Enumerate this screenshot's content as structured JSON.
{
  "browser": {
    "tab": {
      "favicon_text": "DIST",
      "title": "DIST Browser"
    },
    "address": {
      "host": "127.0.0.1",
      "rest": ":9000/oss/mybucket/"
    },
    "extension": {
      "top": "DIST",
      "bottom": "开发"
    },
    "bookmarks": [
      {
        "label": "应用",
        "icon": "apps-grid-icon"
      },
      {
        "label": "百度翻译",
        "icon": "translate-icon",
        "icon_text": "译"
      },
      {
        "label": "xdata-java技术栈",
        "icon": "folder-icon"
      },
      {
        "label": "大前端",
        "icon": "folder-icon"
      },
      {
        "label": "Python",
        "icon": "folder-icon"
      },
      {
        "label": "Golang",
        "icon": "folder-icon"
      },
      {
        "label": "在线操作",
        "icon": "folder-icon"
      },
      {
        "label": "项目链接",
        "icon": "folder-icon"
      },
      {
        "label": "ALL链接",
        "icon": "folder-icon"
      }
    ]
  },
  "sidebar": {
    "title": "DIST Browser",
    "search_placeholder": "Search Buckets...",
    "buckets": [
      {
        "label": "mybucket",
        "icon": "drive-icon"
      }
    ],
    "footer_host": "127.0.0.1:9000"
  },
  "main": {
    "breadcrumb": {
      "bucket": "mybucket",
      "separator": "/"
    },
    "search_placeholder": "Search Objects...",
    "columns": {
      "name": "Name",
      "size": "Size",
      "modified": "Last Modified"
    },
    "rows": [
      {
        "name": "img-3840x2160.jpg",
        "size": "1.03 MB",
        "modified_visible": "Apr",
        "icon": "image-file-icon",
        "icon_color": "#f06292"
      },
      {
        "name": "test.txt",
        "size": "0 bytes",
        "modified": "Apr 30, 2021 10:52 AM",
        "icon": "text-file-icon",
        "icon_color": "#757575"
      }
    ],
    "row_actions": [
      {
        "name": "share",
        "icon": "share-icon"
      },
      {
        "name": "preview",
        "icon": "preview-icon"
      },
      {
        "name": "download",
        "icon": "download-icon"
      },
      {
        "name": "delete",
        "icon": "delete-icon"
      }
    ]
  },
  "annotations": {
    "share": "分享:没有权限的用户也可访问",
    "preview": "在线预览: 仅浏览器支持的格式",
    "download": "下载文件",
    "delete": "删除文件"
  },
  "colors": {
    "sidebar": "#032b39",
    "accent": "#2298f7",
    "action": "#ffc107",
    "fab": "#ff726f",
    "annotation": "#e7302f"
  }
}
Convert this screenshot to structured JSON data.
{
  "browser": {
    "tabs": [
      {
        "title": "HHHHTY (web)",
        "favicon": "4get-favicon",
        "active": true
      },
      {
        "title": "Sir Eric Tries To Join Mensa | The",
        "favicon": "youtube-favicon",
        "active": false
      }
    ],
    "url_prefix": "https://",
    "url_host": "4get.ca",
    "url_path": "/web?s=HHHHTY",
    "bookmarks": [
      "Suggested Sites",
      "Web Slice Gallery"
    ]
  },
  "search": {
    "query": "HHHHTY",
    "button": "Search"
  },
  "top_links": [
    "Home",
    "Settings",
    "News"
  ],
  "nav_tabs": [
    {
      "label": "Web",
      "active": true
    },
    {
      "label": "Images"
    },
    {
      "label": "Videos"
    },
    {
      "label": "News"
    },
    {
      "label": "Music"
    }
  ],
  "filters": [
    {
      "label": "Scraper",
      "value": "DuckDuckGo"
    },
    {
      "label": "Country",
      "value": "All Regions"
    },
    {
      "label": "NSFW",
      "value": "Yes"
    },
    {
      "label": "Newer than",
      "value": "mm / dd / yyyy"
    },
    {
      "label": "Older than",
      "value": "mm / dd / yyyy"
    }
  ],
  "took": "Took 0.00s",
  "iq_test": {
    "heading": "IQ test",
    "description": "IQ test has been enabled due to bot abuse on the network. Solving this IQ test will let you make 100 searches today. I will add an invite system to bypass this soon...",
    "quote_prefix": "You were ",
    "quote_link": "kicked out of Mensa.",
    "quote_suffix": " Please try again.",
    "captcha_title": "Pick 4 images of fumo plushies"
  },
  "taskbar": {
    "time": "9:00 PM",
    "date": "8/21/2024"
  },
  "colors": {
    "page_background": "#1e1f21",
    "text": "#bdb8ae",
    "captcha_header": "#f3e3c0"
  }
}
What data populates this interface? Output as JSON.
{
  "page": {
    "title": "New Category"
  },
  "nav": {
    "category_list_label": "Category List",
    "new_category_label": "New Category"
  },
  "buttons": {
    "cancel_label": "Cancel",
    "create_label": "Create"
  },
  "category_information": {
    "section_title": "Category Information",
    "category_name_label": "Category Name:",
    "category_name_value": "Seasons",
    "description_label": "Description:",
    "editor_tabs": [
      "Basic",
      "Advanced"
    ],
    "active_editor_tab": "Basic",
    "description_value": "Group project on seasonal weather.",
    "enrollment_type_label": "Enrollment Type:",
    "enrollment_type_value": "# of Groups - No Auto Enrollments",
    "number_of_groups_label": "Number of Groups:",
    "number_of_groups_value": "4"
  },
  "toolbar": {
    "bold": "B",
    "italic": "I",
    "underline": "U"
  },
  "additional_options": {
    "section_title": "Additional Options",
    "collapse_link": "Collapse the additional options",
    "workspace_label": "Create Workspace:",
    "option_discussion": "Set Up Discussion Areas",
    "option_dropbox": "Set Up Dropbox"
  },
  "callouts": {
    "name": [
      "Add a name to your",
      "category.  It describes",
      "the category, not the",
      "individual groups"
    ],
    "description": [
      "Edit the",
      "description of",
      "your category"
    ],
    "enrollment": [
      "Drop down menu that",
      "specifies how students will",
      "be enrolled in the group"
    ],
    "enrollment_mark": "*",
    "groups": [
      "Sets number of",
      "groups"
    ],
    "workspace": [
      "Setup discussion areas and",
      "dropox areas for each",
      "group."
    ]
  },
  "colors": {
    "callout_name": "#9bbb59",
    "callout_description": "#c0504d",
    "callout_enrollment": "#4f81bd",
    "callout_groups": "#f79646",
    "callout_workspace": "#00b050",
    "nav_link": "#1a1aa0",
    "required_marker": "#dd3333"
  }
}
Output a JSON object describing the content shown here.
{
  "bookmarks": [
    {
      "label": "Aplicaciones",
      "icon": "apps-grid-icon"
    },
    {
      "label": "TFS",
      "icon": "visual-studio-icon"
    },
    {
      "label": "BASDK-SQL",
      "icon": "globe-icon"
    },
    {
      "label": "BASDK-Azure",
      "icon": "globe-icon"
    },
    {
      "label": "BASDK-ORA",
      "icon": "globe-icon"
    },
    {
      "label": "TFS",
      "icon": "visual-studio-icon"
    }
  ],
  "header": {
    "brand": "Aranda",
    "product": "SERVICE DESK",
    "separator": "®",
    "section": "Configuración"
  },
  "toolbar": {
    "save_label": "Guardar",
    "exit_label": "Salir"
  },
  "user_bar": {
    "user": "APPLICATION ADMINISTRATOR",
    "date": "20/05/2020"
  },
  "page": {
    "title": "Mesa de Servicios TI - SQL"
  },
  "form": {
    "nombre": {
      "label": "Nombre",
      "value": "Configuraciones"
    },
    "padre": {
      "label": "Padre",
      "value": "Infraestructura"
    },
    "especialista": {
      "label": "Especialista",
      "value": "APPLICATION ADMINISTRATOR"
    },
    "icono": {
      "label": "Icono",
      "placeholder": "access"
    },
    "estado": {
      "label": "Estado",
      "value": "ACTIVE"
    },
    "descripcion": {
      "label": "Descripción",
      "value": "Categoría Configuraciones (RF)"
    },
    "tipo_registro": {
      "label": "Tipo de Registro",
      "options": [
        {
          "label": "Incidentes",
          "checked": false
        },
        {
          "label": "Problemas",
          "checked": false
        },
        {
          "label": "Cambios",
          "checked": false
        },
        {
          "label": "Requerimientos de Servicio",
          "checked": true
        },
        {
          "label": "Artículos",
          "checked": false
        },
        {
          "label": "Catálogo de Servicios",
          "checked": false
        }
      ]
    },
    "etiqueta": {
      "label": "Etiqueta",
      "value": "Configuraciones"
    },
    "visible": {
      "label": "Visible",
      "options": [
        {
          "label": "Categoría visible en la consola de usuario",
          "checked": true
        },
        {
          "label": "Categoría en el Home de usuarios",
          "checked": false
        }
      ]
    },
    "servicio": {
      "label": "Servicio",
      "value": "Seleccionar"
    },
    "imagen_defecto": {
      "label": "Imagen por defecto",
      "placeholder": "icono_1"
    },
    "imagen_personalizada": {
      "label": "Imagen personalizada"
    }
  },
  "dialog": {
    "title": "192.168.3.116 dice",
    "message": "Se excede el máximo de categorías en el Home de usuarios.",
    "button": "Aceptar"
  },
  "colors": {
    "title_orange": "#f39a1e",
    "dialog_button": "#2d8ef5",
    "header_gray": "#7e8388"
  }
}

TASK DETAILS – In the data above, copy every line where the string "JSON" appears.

TASK RESULT –
Enumerate this screenshot's content as structured JSON.
Convert this screenshot to structured JSON data.
What data populates this interface? Output as JSON.
Output a JSON object describing the content shown here.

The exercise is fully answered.